the shimmer of trails left by snails, glinting patterns drawing my eyes
the soft essss curve of a wee garder snake in permanent repose
a gauntlet of pine forests, overfull with the kirtan of morning birds
breezes riffling leaves
the steady fall of my feet on asphalt, still embracing some of yesterday’s heat, softly yielding beneath my soles
a warm sun climbing a morning sky
every reason for joy held in the freshness of the day
a sweet morning run in the chilly aftermath of andrea.
winds gusty from the north. greybluepewter clouds hanging just out of reach.
damp, mist-laden air. moisture gathered on my arms and face, traveling with long, juiced-up red worms.
thumbs numb and my soles soften on the wet asphalt. my toes chill through.
birdsong, ever optimistic, fills the air, calling down the sun. chirpy hearthappy trilling.
spring growth on pine trees, dressed in new greens, awkwardly erect.
drizzled brown, they are beautiful in their surrender to another of many successful successive bloomings.
and i shake off the chill with my hands alternating between keyboard and a tall warm ceramic mug of bulletproof coffee.
i have thought about urban poling off and on for years. i did some on-line research and thought about how fun it might be in a city setting and how accessible an activity it would be for the general public.
as i age, i look toward fun activities i can participate in safely. urban poling seemed to be another of those.
i wondered whether it would work for a barefooter, like me.
several months ago i was contacted by Barb Gormley of Fitness Business Canada Magazine regarding an article they were writing. i quickly recognized her name as connected with urban poling and took the op to ask a few questions. that brief conversation was all i needed.
so now, here i am, in the process of writing my exam for Level 1 Nordic Walking Certification. it is good stuff.
from Canadian Living on line:
because you’re using your upper and lower body, you’re targeting more muscles than you do when just walking – and getting a better cardio workout. studies show that Nordic walking burns 25 to 40 per cent more calories than regular walking, while helping to improve your posture, strengthen your core and tone your arms, legs and butt.
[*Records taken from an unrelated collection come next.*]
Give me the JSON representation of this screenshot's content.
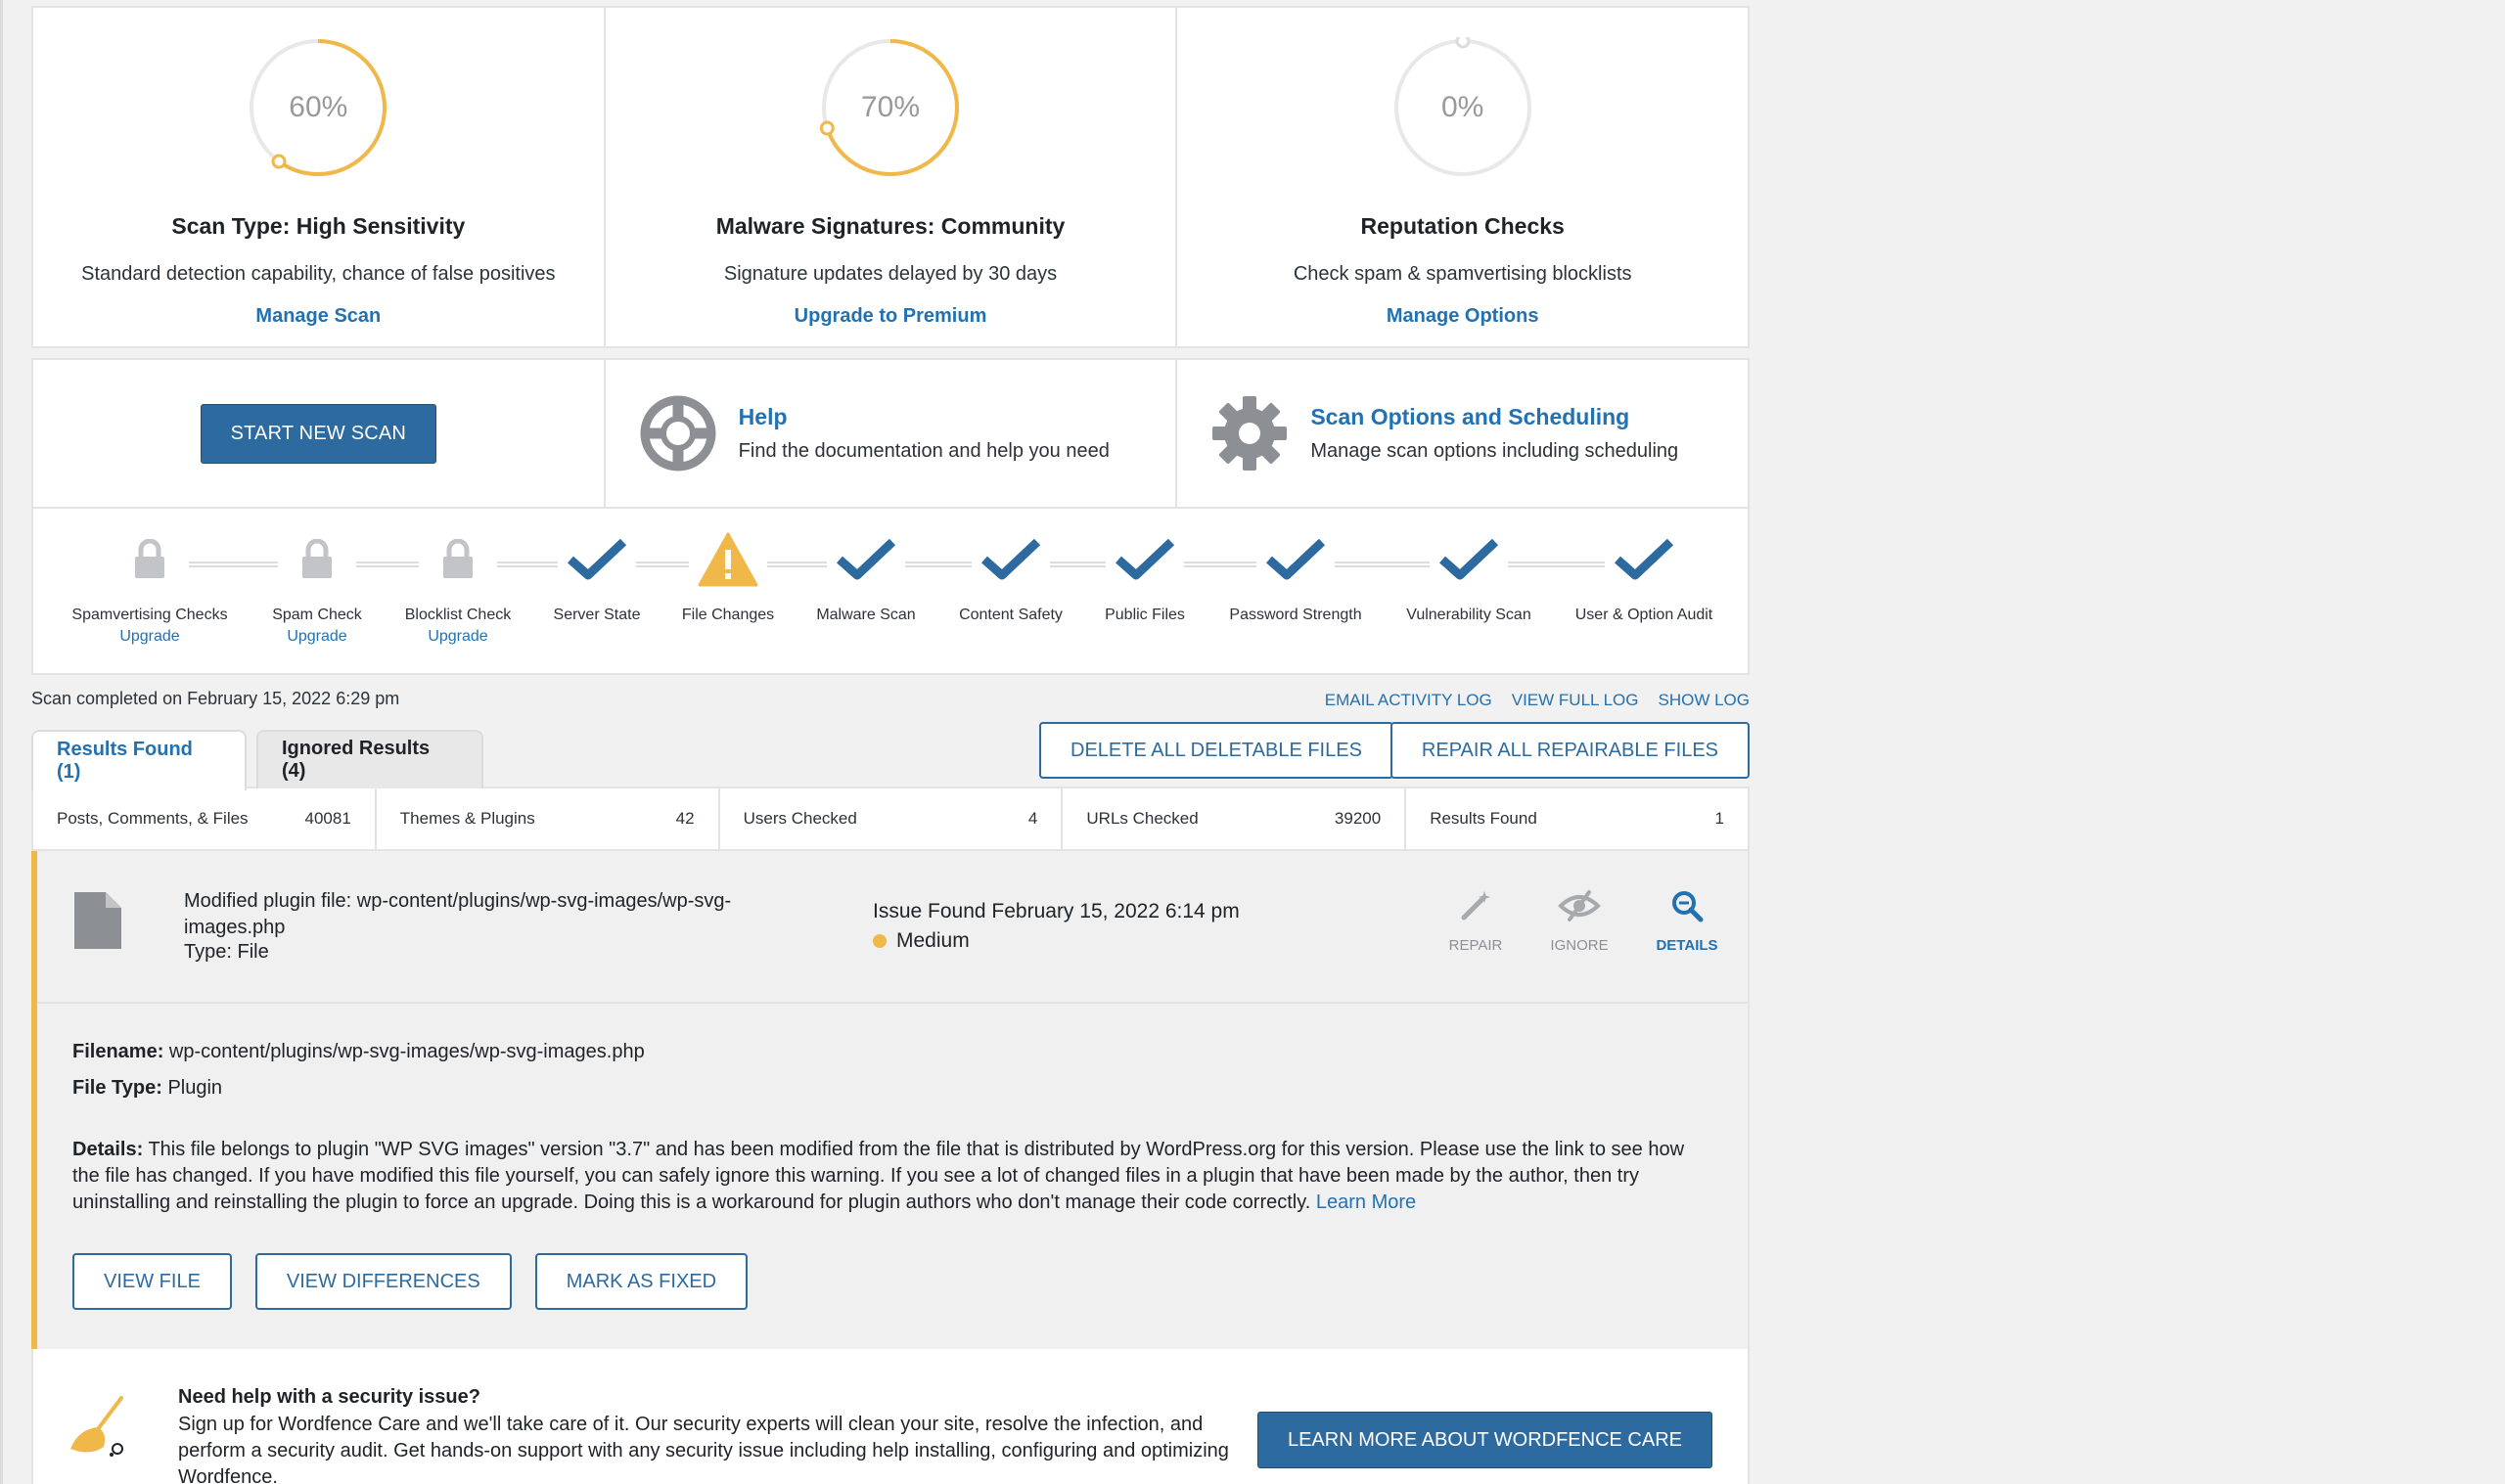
{
  "cards": [
    {
      "percent": "60%",
      "progress": 0.6,
      "title": "Scan Type: High Sensitivity",
      "desc": "Standard detection capability, chance of false positives",
      "link": "Manage Scan"
    },
    {
      "percent": "70%",
      "progress": 0.7,
      "title": "Malware Signatures: Community",
      "desc": "Signature updates delayed by 30 days",
      "link": "Upgrade to Premium"
    },
    {
      "percent": "0%",
      "progress": 0.0,
      "title": "Reputation Checks",
      "desc": "Check spam & spamvertising blocklists",
      "link": "Manage Options"
    }
  ],
  "actions": {
    "start_scan": "START NEW SCAN",
    "help_title": "Help",
    "help_desc": "Find the documentation and help you need",
    "options_title": "Scan Options and Scheduling",
    "options_desc": "Manage scan options including scheduling"
  },
  "stages": [
    {
      "label": "Spamvertising Checks",
      "status": "locked",
      "upgrade": "Upgrade"
    },
    {
      "label": "Spam Check",
      "status": "locked",
      "upgrade": "Upgrade"
    },
    {
      "label": "Blocklist Check",
      "status": "locked",
      "upgrade": "Upgrade"
    },
    {
      "label": "Server State",
      "status": "done"
    },
    {
      "label": "File Changes",
      "status": "warning"
    },
    {
      "label": "Malware Scan",
      "status": "done"
    },
    {
      "label": "Content Safety",
      "status": "done"
    },
    {
      "label": "Public Files",
      "status": "done"
    },
    {
      "label": "Password Strength",
      "status": "done"
    },
    {
      "label": "Vulnerability Scan",
      "status": "done"
    },
    {
      "label": "User & Option Audit",
      "status": "done"
    }
  ],
  "status": {
    "completed": "Scan completed on February 15, 2022 6:29 pm",
    "email_log": "EMAIL ACTIVITY LOG",
    "view_log": "VIEW FULL LOG",
    "show_log": "SHOW LOG"
  },
  "tabs": {
    "results": "Results Found (1)",
    "ignored": "Ignored Results (4)",
    "delete_all": "DELETE ALL DELETABLE FILES",
    "repair_all": "REPAIR ALL REPAIRABLE FILES"
  },
  "stats": [
    {
      "label": "Posts, Comments, & Files",
      "value": "40081"
    },
    {
      "label": "Themes & Plugins",
      "value": "42"
    },
    {
      "label": "Users Checked",
      "value": "4"
    },
    {
      "label": "URLs Checked",
      "value": "39200"
    },
    {
      "label": "Results Found",
      "value": "1"
    }
  ],
  "issue": {
    "title": "Modified plugin file: wp-content/plugins/wp-svg-images/wp-svg-images.php",
    "type": "Type: File",
    "found": "Issue Found February 15, 2022 6:14 pm",
    "severity": "Medium",
    "repair": "REPAIR",
    "ignore": "IGNORE",
    "details": "DETAILS",
    "filename_label": "Filename:",
    "filename": "wp-content/plugins/wp-svg-images/wp-svg-images.php",
    "filetype_label": "File Type:",
    "filetype": "Plugin",
    "details_label": "Details:",
    "details_text": "This file belongs to plugin \"WP SVG images\" version \"3.7\" and has been modified from the file that is distributed by WordPress.org for this version. Please use the link to see how the file has changed. If you have modified this file yourself, you can safely ignore this warning. If you see a lot of changed files in a plugin that have been made by the author, then try uninstalling and reinstalling the plugin to force an upgrade. Doing this is a workaround for plugin authors who don't manage their code correctly.",
    "learn_more": "Learn More",
    "view_file": "VIEW FILE",
    "view_diff": "VIEW DIFFERENCES",
    "mark_fixed": "MARK AS FIXED"
  },
  "care": {
    "title": "Need help with a security issue?",
    "text": "Sign up for Wordfence Care and we'll take care of it. Our security experts will clean your site, resolve the infection, and perform a security audit. Get hands-on support with any security issue including help installing, configuring and optimizing Wordfence.",
    "button": "LEARN MORE ABOUT WORDFENCE CARE"
  },
  "colors": {
    "accent": "#2271b1",
    "button": "#2c6aa0",
    "warning": "#f0b849",
    "check": "#2c6aa0"
  }
}
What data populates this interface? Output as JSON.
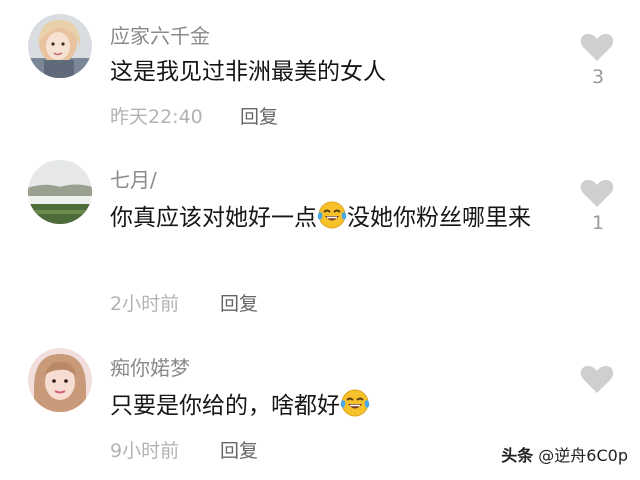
{
  "comments": [
    {
      "username": "应家六千金",
      "text": "这是我见过非洲最美的女人",
      "time": "昨天22:40",
      "reply_label": "回复",
      "likes": "3",
      "avatar_icon": "girl-portrait-avatar-icon"
    },
    {
      "username": "七月/",
      "text_before": "你真应该对她好一点",
      "text_after": "没她你粉丝哪里来",
      "emoji_icon": "tears-of-joy-emoji-icon",
      "time": "2小时前",
      "reply_label": "回复",
      "likes": "1",
      "avatar_icon": "landscape-avatar-icon"
    },
    {
      "username": "痴你婼梦",
      "text_before": "只要是你给的，啥都好",
      "emoji_icon": "tears-of-joy-emoji-icon",
      "time": "9小时前",
      "reply_label": "回复",
      "likes": "",
      "avatar_icon": "woman-selfie-avatar-icon"
    }
  ],
  "watermark": {
    "brand": "头条",
    "handle": "@逆舟6C0p"
  },
  "colors": {
    "username": "#8a8a8a",
    "text": "#161616",
    "meta": "#b3b3b3",
    "like_icon": "#cfcfcf"
  }
}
It’s also a great rehabilitation tool, especially for anyone with knee or hip issues … because it helps relieve stress on the joints.
the sun was shining bright today. one of our first warmish and warming spring days. and, i finished work early. so there it was, my first opportunity to test drive my nordic walking poles. they are sleek, easy to adjust for height, light weight, and there is a short learning curve.
all the urban poling literature and videos make reference to the ‘heel to toe’ foot strike. as a barefooter, i no longer heel strike, not even when walking. i was jubilant to find i could still strike midfoot and use the poles efficiently.
80 minutes of walking, with a few stops to listen to woodpeckers, snap a photo, bask in the sun upon my face, offer gratitude for a haymarket martyrs and all since who have been courageous warriors for workers’ rights.
i have never met a wednesday with a hump in it.